Commercial Pilot Job Description
Commercial pilots fly aircraft for rescue operations, firefighting, charter flights, crop dusting, and other reasons. They are different from airline pilots, who transport passengers and cargo.
The exact responsibilities for commercial pilot jobs vary depending on the position, but normally include:
- Checking the aircraft prior to takeoff.
- Contacting control towers for takeoff clearance.
- Monitoring engine operation.
- Coordinating flight activities with the ground crew.
- Maintaining flight time and altitude records.
Work Environment and Schedule
The majority of commercial pilots work for private businesses, hospitals, charter companies, and private businesses.
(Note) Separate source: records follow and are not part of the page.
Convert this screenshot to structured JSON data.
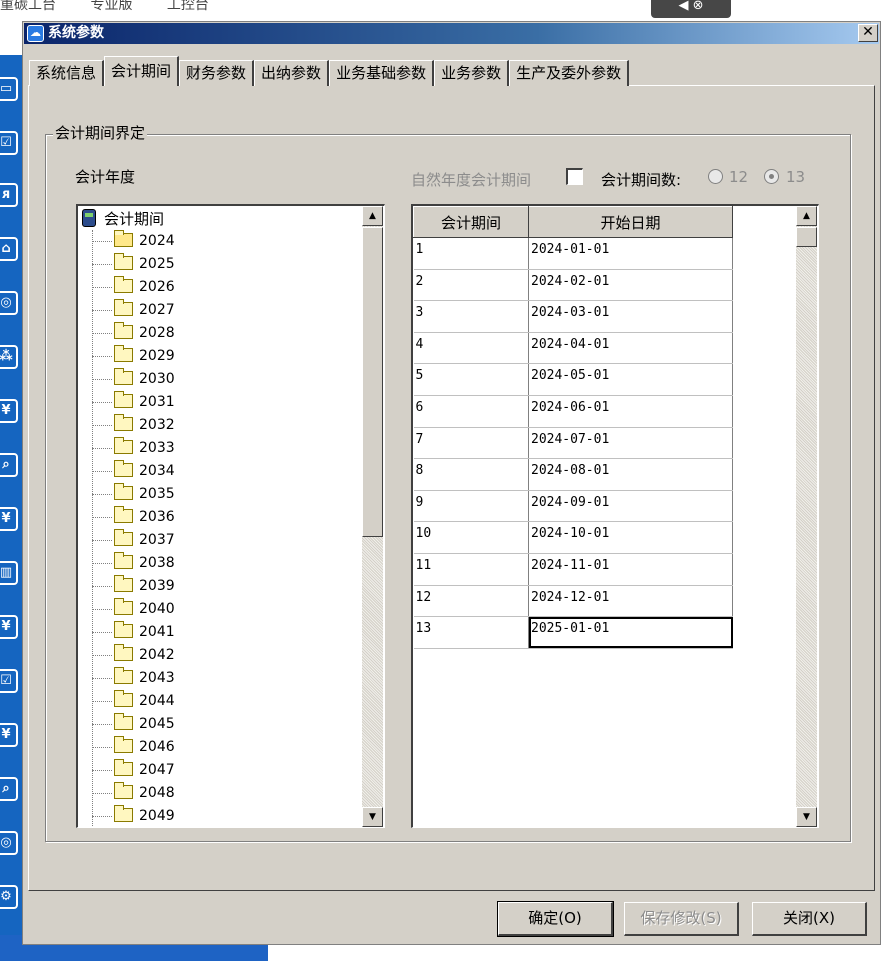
{
  "background": {
    "crumbs": [
      "重碳工台",
      "专业版",
      "工控台"
    ],
    "topbar_icons": [
      "◀",
      "⊗"
    ],
    "sidebar_icons": [
      "▭",
      "☑",
      "ᴙ",
      "⌂",
      "◎",
      "⁂",
      "¥",
      "⌕",
      "¥",
      "▥",
      "¥",
      "☑",
      "¥",
      "⌕",
      "◎",
      "⚙"
    ]
  },
  "dialog": {
    "title": "系统参数",
    "close_glyph": "✕",
    "tabs": [
      "系统信息",
      "会计期间",
      "财务参数",
      "出纳参数",
      "业务基础参数",
      "业务参数",
      "生产及委外参数"
    ],
    "active_tab": "会计期间",
    "group_title": "会计期间界定",
    "year_label": "会计年度",
    "natural_year_label": "自然年度会计期间",
    "period_count_label": "会计期间数:",
    "period_options": [
      "12",
      "13"
    ],
    "selected_period_option": "13",
    "tree": {
      "root": "会计期间",
      "years": [
        "2024",
        "2025",
        "2026",
        "2027",
        "2028",
        "2029",
        "2030",
        "2031",
        "2032",
        "2033",
        "2034",
        "2035",
        "2036",
        "2037",
        "2038",
        "2039",
        "2040",
        "2041",
        "2042",
        "2043",
        "2044",
        "2045",
        "2046",
        "2047",
        "2048",
        "2049"
      ]
    },
    "grid": {
      "columns": [
        "会计期间",
        "开始日期"
      ],
      "rows": [
        [
          "1",
          "2024-01-01"
        ],
        [
          "2",
          "2024-02-01"
        ],
        [
          "3",
          "2024-03-01"
        ],
        [
          "4",
          "2024-04-01"
        ],
        [
          "5",
          "2024-05-01"
        ],
        [
          "6",
          "2024-06-01"
        ],
        [
          "7",
          "2024-07-01"
        ],
        [
          "8",
          "2024-08-01"
        ],
        [
          "9",
          "2024-09-01"
        ],
        [
          "10",
          "2024-10-01"
        ],
        [
          "11",
          "2024-11-01"
        ],
        [
          "12",
          "2024-12-01"
        ],
        [
          "13",
          "2025-01-01"
        ]
      ]
    },
    "buttons": {
      "ok": "确定(O)",
      "save": "保存修改(S)",
      "close": "关闭(X)"
    }
  }
}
The act of flying doesn’t normally require a lot of physical effort, but it can be a mentally demanding occupation. Paying close attention to details during long flights can be emotionally draining, and flying during poor weather conditions is sometimes very stressful.
Work schedules for commercial pilots vary. They can fly anywhere between 30 and 90 hours a month, but have many other responsibilities on the ground that demand most of their time. Scheduling flights, loading luggage, and maintaining the aircraft are a few examples of tasks that these pilots may have to perform.
Unlike airline pilots, commercial pilots are normally able to spend most of their time near home. However, odd hours are often required, especially for those who work in the chartering or emergency services businesses.
How to Become a Commercial Pilot
Historically, most commercial pilots learned to fly in the military. However, it’s becoming more common for people to learn to fly by attending flight school. The FAA certifies many flight schools, and some colleges even offer certified training as part of their aviation programs.
If you’re thinking of attending a flight school, make sure it’s certified by the FAA. If it isn’t, you may find that you will need to start all over to pursue a career in this occupation.
A commercial pilot’s license is required to fly a commercial aircraft. To qualify, you must be at least 18 years old, have good vision, be in good physical health, and have a minimum of 250 hours of flight experience.
In addition to the the commercial pilot’s license, you will also need to earn an instrument rating. This rating demonstrates that a pilot can fly in conditions that cause low visibility.
More and more airlines are requiring a bachelor’s degree for their commercial pilot positions. Math and physics are popular degrees, but commercial pilots come from all sorts of academic backgrounds.
There are currently 32,700 commercial pilots in the United States, with 1,930 new commercial pilot job openings created each year.
Commercial Pilot jobs are not expected to see much growth beyond their current levels in the next decade.
Commercial Pilot Salaries
Commercial Pilot salaries can vary depending on your experience, the location, company, industry, and benefits provided. Nationwide, most commercial pilots make between $50,800 – $92,300 per year, or Not Available per hour.